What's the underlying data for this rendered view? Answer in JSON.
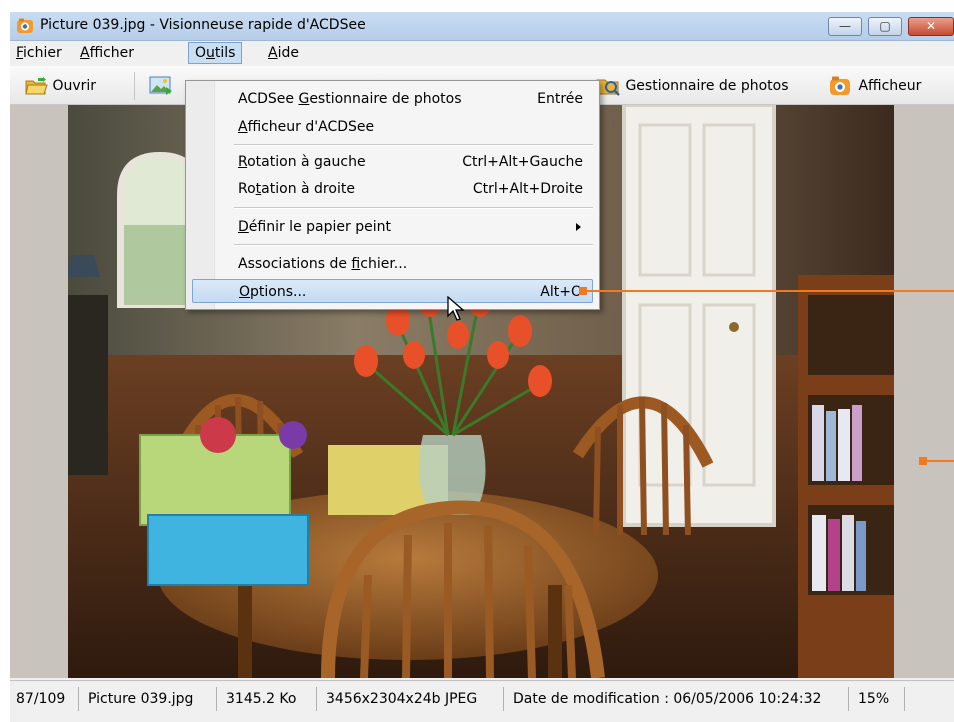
{
  "window": {
    "title": "Picture 039.jpg - Visionneuse rapide d'ACDSee",
    "controls": {
      "minimize": "—",
      "maximize": "▢",
      "close": "✕"
    }
  },
  "menubar": {
    "items": [
      {
        "pre": "",
        "u": "F",
        "post": "ichier"
      },
      {
        "pre": "",
        "u": "A",
        "post": "fficher"
      },
      {
        "pre": "O",
        "u": "u",
        "post": "tils"
      },
      {
        "pre": "",
        "u": "A",
        "post": "ide"
      }
    ]
  },
  "toolbar": {
    "open": "Ouvrir",
    "photo_manager": "Gestionnaire de photos",
    "viewer": "Afficheur"
  },
  "menu_outils": {
    "items": [
      {
        "pre": "ACDSee ",
        "u": "G",
        "post": "estionnaire de photos",
        "shortcut": "Entrée"
      },
      {
        "pre": "",
        "u": "A",
        "post": "fficheur d'ACDSee",
        "shortcut": ""
      },
      {
        "pre": "",
        "u": "R",
        "post": "otation à gauche",
        "shortcut": "Ctrl+Alt+Gauche"
      },
      {
        "pre": "Ro",
        "u": "t",
        "post": "ation à  droite",
        "shortcut": "Ctrl+Alt+Droite"
      },
      {
        "pre": "",
        "u": "D",
        "post": "éfinir le papier peint",
        "shortcut": ""
      },
      {
        "pre": "Associations de ",
        "u": "f",
        "post": "ichier...",
        "shortcut": ""
      },
      {
        "pre": "",
        "u": "O",
        "post": "ptions...",
        "shortcut": "Alt+O"
      }
    ]
  },
  "statusbar": {
    "index": "87/109",
    "filename": "Picture 039.jpg",
    "filesize": "3145.2 Ko",
    "dimensions": "3456x2304x24b JPEG",
    "modified": "Date de modification : 06/05/2006 10:24:32",
    "zoom": "15%"
  },
  "colors": {
    "callout": "#f07a22",
    "menu_highlight": "#c3dbf3",
    "titlebar": "#c9dcf2"
  }
}
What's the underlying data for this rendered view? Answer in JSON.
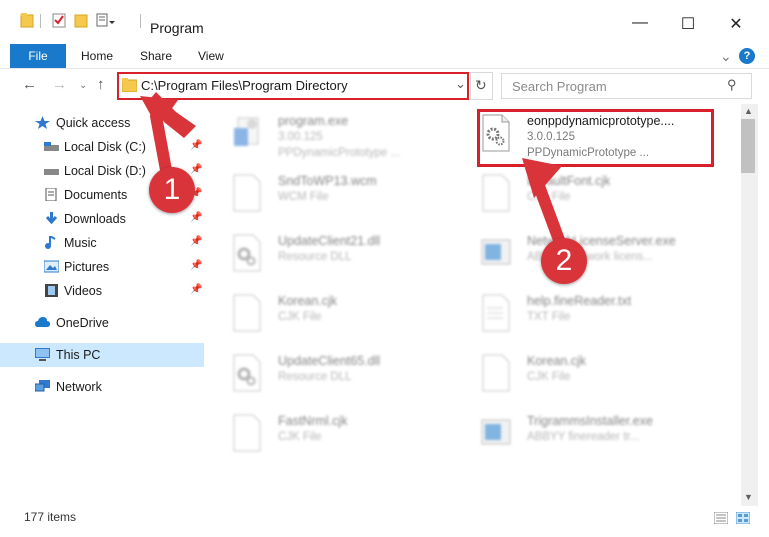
{
  "window": {
    "title": "Program",
    "minimize_glyph": "—",
    "maximize_glyph": "☐",
    "close_glyph": "✕"
  },
  "ribbon": {
    "file": "File",
    "home": "Home",
    "share": "Share",
    "view": "View",
    "expand_glyph": "⌄",
    "help_glyph": "?"
  },
  "address_bar": {
    "path": "C:\\Program Files\\Program Directory",
    "dropdown_glyph": "⌄",
    "refresh_glyph": "↻"
  },
  "search": {
    "placeholder": "Search Program",
    "icon_glyph": "⚲"
  },
  "sidebar": {
    "quick_access": "Quick access",
    "items": [
      {
        "label": "Local Disk (C:)",
        "icon": "drive-icon"
      },
      {
        "label": "Local Disk (D:)",
        "icon": "drive-icon"
      },
      {
        "label": "Documents",
        "icon": "documents-icon"
      },
      {
        "label": "Downloads",
        "icon": "downloads-icon"
      },
      {
        "label": "Music",
        "icon": "music-icon"
      },
      {
        "label": "Pictures",
        "icon": "pictures-icon"
      },
      {
        "label": "Videos",
        "icon": "videos-icon"
      }
    ],
    "onedrive": "OneDrive",
    "this_pc": "This PC",
    "network": "Network"
  },
  "files": [
    {
      "name": "program.exe",
      "line1": "3.00.125",
      "line2": "PPDynamicPrototype ...",
      "icon": "exe-icon"
    },
    {
      "name": "eonppdynamicprototype....",
      "line1": "3.0.0.125",
      "line2": "PPDynamicPrototype ...",
      "icon": "gear-file-icon"
    },
    {
      "name": "SndToWP13.wcm",
      "line1": "WCM File",
      "line2": "",
      "icon": "file-icon"
    },
    {
      "name": "DefaultFont.cjk",
      "line1": "CJK File",
      "line2": "",
      "icon": "file-icon"
    },
    {
      "name": "UpdateClient21.dll",
      "line1": "Resource DLL",
      "line2": "",
      "icon": "gear-file-icon"
    },
    {
      "name": "NetworkLicenseServer.exe",
      "line1": "ABBYY Network licens...",
      "line2": "",
      "icon": "app-icon"
    },
    {
      "name": "Korean.cjk",
      "line1": "CJK File",
      "line2": "",
      "icon": "file-icon"
    },
    {
      "name": "help.fineReader.txt",
      "line1": "TXT File",
      "line2": "",
      "icon": "text-file-icon"
    },
    {
      "name": "UpdateClient65.dll",
      "line1": "Resource DLL",
      "line2": "",
      "icon": "gear-file-icon"
    },
    {
      "name": "Korean.cjk",
      "line1": "CJK File",
      "line2": "",
      "icon": "file-icon"
    },
    {
      "name": "FastNrml.cjk",
      "line1": "CJK File",
      "line2": "",
      "icon": "file-icon"
    },
    {
      "name": "TrigrammsInstaller.exe",
      "line1": "ABBYY finereader tr...",
      "line2": "",
      "icon": "app-icon"
    }
  ],
  "status": {
    "item_count": "177 items"
  },
  "callouts": {
    "step1": "1",
    "step2": "2"
  },
  "colors": {
    "accent": "#1979ca",
    "highlight_red": "#d9202a",
    "selection": "#cce8ff"
  }
}
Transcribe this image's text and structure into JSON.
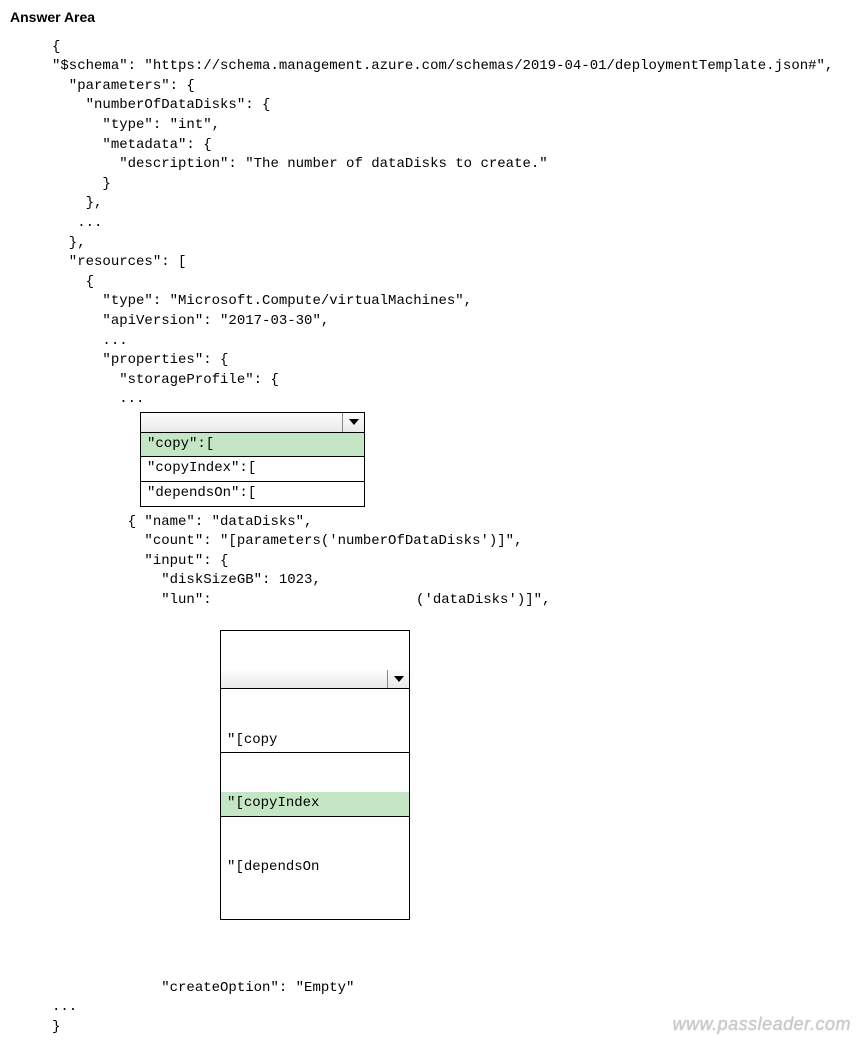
{
  "heading": "Answer Area",
  "code1": "     {\n     \"$schema\": \"https://schema.management.azure.com/schemas/2019-04-01/deploymentTemplate.json#\",\n       \"parameters\": {\n         \"numberOfDataDisks\": {\n           \"type\": \"int\",\n           \"metadata\": {\n             \"description\": \"The number of dataDisks to create.\"\n           }\n         },\n        ...\n       },\n       \"resources\": [\n         {\n           \"type\": \"Microsoft.Compute/virtualMachines\",\n           \"apiVersion\": \"2017-03-30\",\n           ...\n           \"properties\": {\n             \"storageProfile\": {\n             ...",
  "dropdown1": {
    "options": [
      {
        "label": "\"copy\":[",
        "selected": true
      },
      {
        "label": "\"copyIndex\":[",
        "selected": false
      },
      {
        "label": "\"dependsOn\":[",
        "selected": false
      }
    ]
  },
  "code2": "              { \"name\": \"dataDisks\",\n                \"count\": \"[parameters('numberOfDataDisks')]\",\n                \"input\": {\n                  \"diskSizeGB\": 1023,",
  "lun_prefix": "                  \"lun\": ",
  "dropdown2": {
    "options": [
      {
        "label": "\"[copy",
        "selected": false
      },
      {
        "label": "\"[copyIndex",
        "selected": true
      },
      {
        "label": "\"[dependsOn",
        "selected": false
      }
    ]
  },
  "lun_suffix": "('dataDisks')]\",",
  "code3": "\n                  \"createOption\": \"Empty\"\n     ...\n     }",
  "watermark": "www.passleader.com"
}
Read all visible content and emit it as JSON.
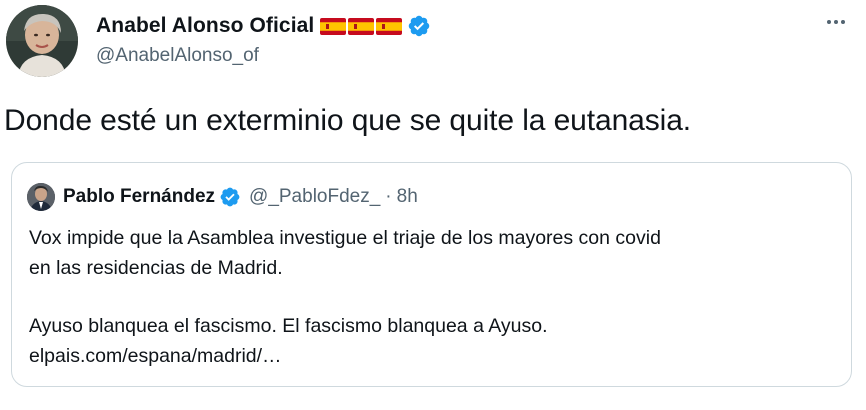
{
  "author": {
    "display_name": "Anabel Alonso Oficial",
    "handle": "@AnabelAlonso_of",
    "flags": [
      "spain-flag",
      "spain-flag",
      "spain-flag"
    ],
    "verified_icon": "verified-badge-icon"
  },
  "tweet": {
    "text": "Donde esté un exterminio que se quite la eutanasia."
  },
  "quoted_tweet": {
    "display_name": "Pablo Fernández",
    "handle": "@_PabloFdez_",
    "separator": "·",
    "time": "8h",
    "lines": [
      "Vox impide que la Asamblea investigue el triaje de los mayores con covid",
      "en las residencias de Madrid.",
      "Ayuso blanquea el fascismo. El fascismo blanquea a Ayuso.",
      "elpais.com/espana/madrid/…"
    ]
  },
  "colors": {
    "text": "#0f1419",
    "secondary": "#536471",
    "verified": "#1d9bf0",
    "border": "#cfd9de",
    "flag_red": "#c60b1e",
    "flag_yellow": "#ffc400"
  },
  "icons": {
    "more": "more-options-icon"
  }
}
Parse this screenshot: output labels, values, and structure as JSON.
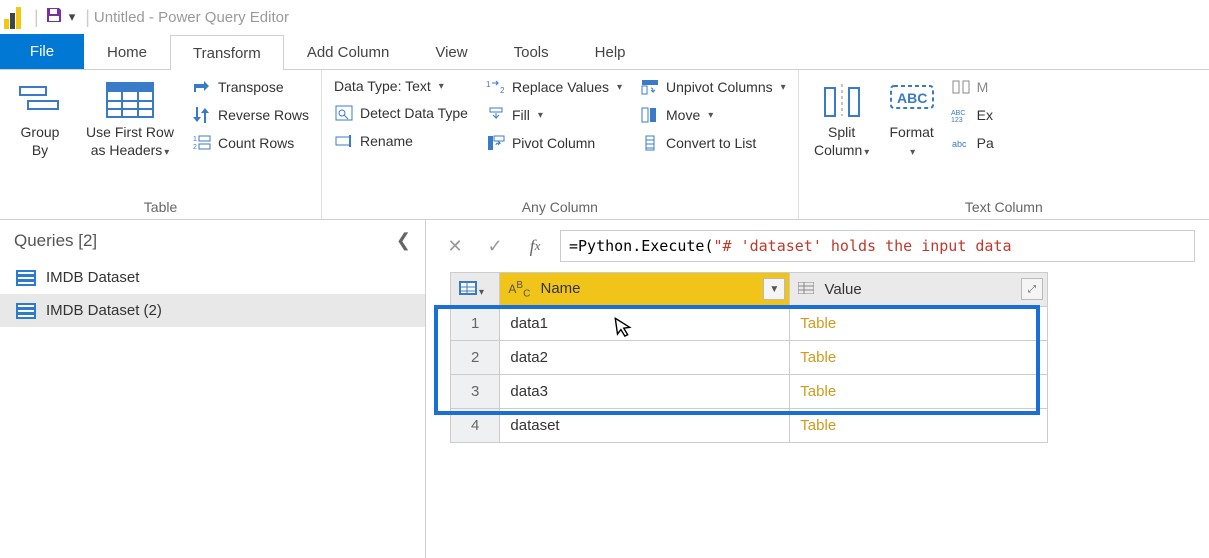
{
  "titlebar": {
    "title": "Untitled - Power Query Editor"
  },
  "tabs": {
    "file": "File",
    "items": [
      "Home",
      "Transform",
      "Add Column",
      "View",
      "Tools",
      "Help"
    ],
    "active_index": 1
  },
  "ribbon": {
    "groups": {
      "table": {
        "label": "Table",
        "group_by": "Group\nBy",
        "use_first": "Use First Row\nas Headers",
        "transpose": "Transpose",
        "reverse": "Reverse Rows",
        "count": "Count Rows"
      },
      "any_column": {
        "label": "Any Column",
        "data_type": "Data Type: Text",
        "detect": "Detect Data Type",
        "rename": "Rename",
        "replace": "Replace Values",
        "fill": "Fill",
        "pivot": "Pivot Column",
        "unpivot": "Unpivot Columns",
        "move": "Move",
        "convert": "Convert to List"
      },
      "text_column": {
        "label": "Text Column",
        "split": "Split\nColumn",
        "format": "Format",
        "merge_short": "M",
        "extract_short": "Ex",
        "parse_short": "Pa"
      }
    }
  },
  "queries": {
    "header": "Queries [2]",
    "items": [
      {
        "label": "IMDB Dataset"
      },
      {
        "label": "IMDB Dataset (2)"
      }
    ],
    "selected_index": 1
  },
  "formula": {
    "prefix": "= ",
    "call": "Python.Execute(",
    "string": "\"# 'dataset' holds the input data "
  },
  "table": {
    "columns": [
      {
        "key": "name",
        "label": "Name",
        "type_icon": "ABC"
      },
      {
        "key": "value",
        "label": "Value",
        "type_icon": "table"
      }
    ],
    "rows": [
      {
        "n": "1",
        "name": "data1",
        "value": "Table"
      },
      {
        "n": "2",
        "name": "data2",
        "value": "Table"
      },
      {
        "n": "3",
        "name": "data3",
        "value": "Table"
      },
      {
        "n": "4",
        "name": "dataset",
        "value": "Table"
      }
    ]
  }
}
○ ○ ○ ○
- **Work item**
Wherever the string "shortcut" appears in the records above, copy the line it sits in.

- **Exercise answer**
        "shortcut": "Entrée"
        "shortcut": ""
        "shortcut": "Ctrl+Alt+Gauche"
        "shortcut": "Ctrl+Alt+Droite"
        "shortcut": ""
        "shortcut": ""
        "shortcut": "Alt+O"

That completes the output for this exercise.